▶ [TASK BRIEF] Say the data back exactly as it is written below.

▶ [Excerpts from an interface dataset]

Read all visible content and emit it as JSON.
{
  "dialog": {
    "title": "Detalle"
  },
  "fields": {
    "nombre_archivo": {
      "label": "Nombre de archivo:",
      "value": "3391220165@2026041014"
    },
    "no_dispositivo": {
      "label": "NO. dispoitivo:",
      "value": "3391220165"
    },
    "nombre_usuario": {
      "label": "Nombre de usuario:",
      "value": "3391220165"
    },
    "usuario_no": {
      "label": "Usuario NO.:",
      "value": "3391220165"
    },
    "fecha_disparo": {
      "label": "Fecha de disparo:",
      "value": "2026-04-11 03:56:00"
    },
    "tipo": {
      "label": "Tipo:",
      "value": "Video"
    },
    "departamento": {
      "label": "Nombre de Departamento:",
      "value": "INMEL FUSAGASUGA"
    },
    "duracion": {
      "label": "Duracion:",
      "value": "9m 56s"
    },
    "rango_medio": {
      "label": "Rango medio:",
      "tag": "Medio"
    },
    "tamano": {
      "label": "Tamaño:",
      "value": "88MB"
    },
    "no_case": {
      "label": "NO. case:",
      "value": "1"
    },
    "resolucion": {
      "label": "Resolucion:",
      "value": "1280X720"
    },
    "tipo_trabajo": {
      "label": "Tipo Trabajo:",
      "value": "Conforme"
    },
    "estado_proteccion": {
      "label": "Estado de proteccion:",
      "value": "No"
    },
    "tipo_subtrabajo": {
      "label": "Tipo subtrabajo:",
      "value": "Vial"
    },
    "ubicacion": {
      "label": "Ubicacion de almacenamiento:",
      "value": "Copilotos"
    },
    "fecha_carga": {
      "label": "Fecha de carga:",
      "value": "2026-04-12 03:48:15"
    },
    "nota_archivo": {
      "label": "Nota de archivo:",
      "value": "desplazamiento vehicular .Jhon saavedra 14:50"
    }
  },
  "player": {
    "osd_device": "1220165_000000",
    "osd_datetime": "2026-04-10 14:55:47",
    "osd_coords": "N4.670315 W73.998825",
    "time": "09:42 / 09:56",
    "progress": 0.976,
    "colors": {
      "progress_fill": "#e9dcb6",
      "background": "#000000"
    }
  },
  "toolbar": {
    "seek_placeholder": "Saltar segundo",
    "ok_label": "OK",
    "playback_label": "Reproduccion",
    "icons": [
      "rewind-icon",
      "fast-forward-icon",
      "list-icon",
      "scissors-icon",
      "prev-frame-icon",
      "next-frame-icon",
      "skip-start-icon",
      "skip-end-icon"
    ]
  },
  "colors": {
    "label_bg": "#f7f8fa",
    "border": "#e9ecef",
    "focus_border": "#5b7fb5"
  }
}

▶ [OUTPUT FOR THIS TASK]
Read all visible content and emit it as JSON.
{
  "dialog": {
    "title": "Detalle"
  },
  "fields": {
    "nombre_archivo": {
      "label": "Nombre de archivo:",
      "value": "3391220165@2026041014"
    },
    "no_dispositivo": {
      "label": "NO. dispoitivo:",
      "value": "3391220165"
    },
    "nombre_usuario": {
      "label": "Nombre de usuario:",
      "value": "3391220165"
    },
    "usuario_no": {
      "label": "Usuario NO.:",
      "value": "3391220165"
    },
    "fecha_disparo": {
      "label": "Fecha de disparo:",
      "value": "2026-04-11 03:56:00"
    },
    "tipo": {
      "label": "Tipo:",
      "value": "Video"
    },
    "departamento": {
      "label": "Nombre de Departamento:",
      "value": "INMEL FUSAGASUGA"
    },
    "duracion": {
      "label": "Duracion:",
      "value": "9m 56s"
    },
    "rango_medio": {
      "label": "Rango medio:",
      "tag": "Medio"
    },
    "tamano": {
      "label": "Tamaño:",
      "value": "88MB"
    },
    "no_case": {
      "label": "NO. case:",
      "value": "1"
    },
    "resolucion": {
      "label": "Resolucion:",
      "value": "1280X720"
    },
    "tipo_trabajo": {
      "label": "Tipo Trabajo:",
      "value": "Conforme"
    },
    "estado_proteccion": {
      "label": "Estado de proteccion:",
      "value": "No"
    },
    "tipo_subtrabajo": {
      "label": "Tipo subtrabajo:",
      "value": "Vial"
    },
    "ubicacion": {
      "label": "Ubicacion de almacenamiento:",
      "value": "Copilotos"
    },
    "fecha_carga": {
      "label": "Fecha de carga:",
      "value": "2026-04-12 03:48:15"
    },
    "nota_archivo": {
      "label": "Nota de archivo:",
      "value": "desplazamiento vehicular .Jhon saavedra 14:50"
    }
  },
  "player": {
    "osd_device": "1220165_000000",
    "osd_datetime": "2026-04-10 14:55:47",
    "osd_coords": "N4.670315 W73.998825",
    "time": "09:42 / 09:56",
    "progress": 0.976,
    "colors": {
      "progress_fill": "#e9dcb6",
      "background": "#000000"
    }
  },
  "toolbar": {
    "seek_placeholder": "Saltar segundo",
    "ok_label": "OK",
    "playback_label": "Reproduccion",
    "icons": [
      "rewind-icon",
      "fast-forward-icon",
      "list-icon",
      "scissors-icon",
      "prev-frame-icon",
      "next-frame-icon",
      "skip-start-icon",
      "skip-end-icon"
    ]
  },
  "colors": {
    "label_bg": "#f7f8fa",
    "border": "#e9ecef",
    "focus_border": "#5b7fb5"
  }
}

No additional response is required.